▸ Task prompt
The only acceptable reply is the number of lines in the material below that hold "Canvas".

▸ Record set
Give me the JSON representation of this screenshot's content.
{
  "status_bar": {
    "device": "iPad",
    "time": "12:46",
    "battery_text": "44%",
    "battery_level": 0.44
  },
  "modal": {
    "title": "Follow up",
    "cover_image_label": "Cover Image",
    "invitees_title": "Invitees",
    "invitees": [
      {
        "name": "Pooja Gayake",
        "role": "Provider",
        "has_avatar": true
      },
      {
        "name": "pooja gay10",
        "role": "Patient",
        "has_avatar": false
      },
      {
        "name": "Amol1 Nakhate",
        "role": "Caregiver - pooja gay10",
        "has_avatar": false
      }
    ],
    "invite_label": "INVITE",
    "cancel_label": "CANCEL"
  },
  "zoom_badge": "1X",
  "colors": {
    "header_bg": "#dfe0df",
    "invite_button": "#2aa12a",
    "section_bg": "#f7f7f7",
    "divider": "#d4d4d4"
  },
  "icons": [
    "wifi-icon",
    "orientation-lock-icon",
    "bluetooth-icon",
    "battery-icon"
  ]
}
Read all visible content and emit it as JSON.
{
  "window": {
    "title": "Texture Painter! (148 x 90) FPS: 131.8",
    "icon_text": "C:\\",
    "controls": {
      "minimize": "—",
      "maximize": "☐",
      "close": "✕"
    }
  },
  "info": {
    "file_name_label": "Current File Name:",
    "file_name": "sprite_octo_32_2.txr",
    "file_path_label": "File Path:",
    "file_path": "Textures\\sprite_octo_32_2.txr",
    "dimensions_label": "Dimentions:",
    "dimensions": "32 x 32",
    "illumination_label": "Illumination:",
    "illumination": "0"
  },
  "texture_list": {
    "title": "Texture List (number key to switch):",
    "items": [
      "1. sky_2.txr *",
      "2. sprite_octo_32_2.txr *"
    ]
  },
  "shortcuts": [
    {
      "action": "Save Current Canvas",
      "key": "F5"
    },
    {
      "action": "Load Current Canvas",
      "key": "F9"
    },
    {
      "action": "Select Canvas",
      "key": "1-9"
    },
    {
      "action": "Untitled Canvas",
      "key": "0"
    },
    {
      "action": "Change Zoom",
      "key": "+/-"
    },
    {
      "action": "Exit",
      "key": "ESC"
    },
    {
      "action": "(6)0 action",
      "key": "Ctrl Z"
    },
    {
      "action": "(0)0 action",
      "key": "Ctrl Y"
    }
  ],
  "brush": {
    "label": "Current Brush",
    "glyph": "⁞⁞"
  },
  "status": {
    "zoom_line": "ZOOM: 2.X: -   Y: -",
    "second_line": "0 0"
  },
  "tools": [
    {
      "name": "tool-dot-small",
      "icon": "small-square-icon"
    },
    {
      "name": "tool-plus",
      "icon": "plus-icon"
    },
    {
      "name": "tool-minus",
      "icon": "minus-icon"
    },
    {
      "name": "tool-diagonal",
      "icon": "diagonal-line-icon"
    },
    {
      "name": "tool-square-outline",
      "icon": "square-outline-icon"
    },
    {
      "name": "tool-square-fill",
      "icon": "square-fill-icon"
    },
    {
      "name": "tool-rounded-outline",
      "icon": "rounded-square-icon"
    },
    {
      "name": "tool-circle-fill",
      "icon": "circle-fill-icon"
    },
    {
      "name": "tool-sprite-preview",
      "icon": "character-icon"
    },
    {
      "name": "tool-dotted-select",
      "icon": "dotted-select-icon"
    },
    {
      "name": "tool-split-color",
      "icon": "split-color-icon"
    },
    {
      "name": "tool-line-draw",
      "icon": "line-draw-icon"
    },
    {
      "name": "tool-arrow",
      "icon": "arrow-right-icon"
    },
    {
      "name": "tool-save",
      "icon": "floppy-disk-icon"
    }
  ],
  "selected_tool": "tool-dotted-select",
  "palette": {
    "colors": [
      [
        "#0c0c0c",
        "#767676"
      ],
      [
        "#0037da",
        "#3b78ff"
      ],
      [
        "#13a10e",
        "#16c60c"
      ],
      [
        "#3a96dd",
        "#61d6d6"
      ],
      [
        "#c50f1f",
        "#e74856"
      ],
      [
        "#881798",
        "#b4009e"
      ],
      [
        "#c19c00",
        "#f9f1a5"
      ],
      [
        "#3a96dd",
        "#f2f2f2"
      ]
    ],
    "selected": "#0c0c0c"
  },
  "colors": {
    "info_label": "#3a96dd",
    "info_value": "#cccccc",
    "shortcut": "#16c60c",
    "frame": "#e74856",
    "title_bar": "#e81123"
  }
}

▸ Answer space
4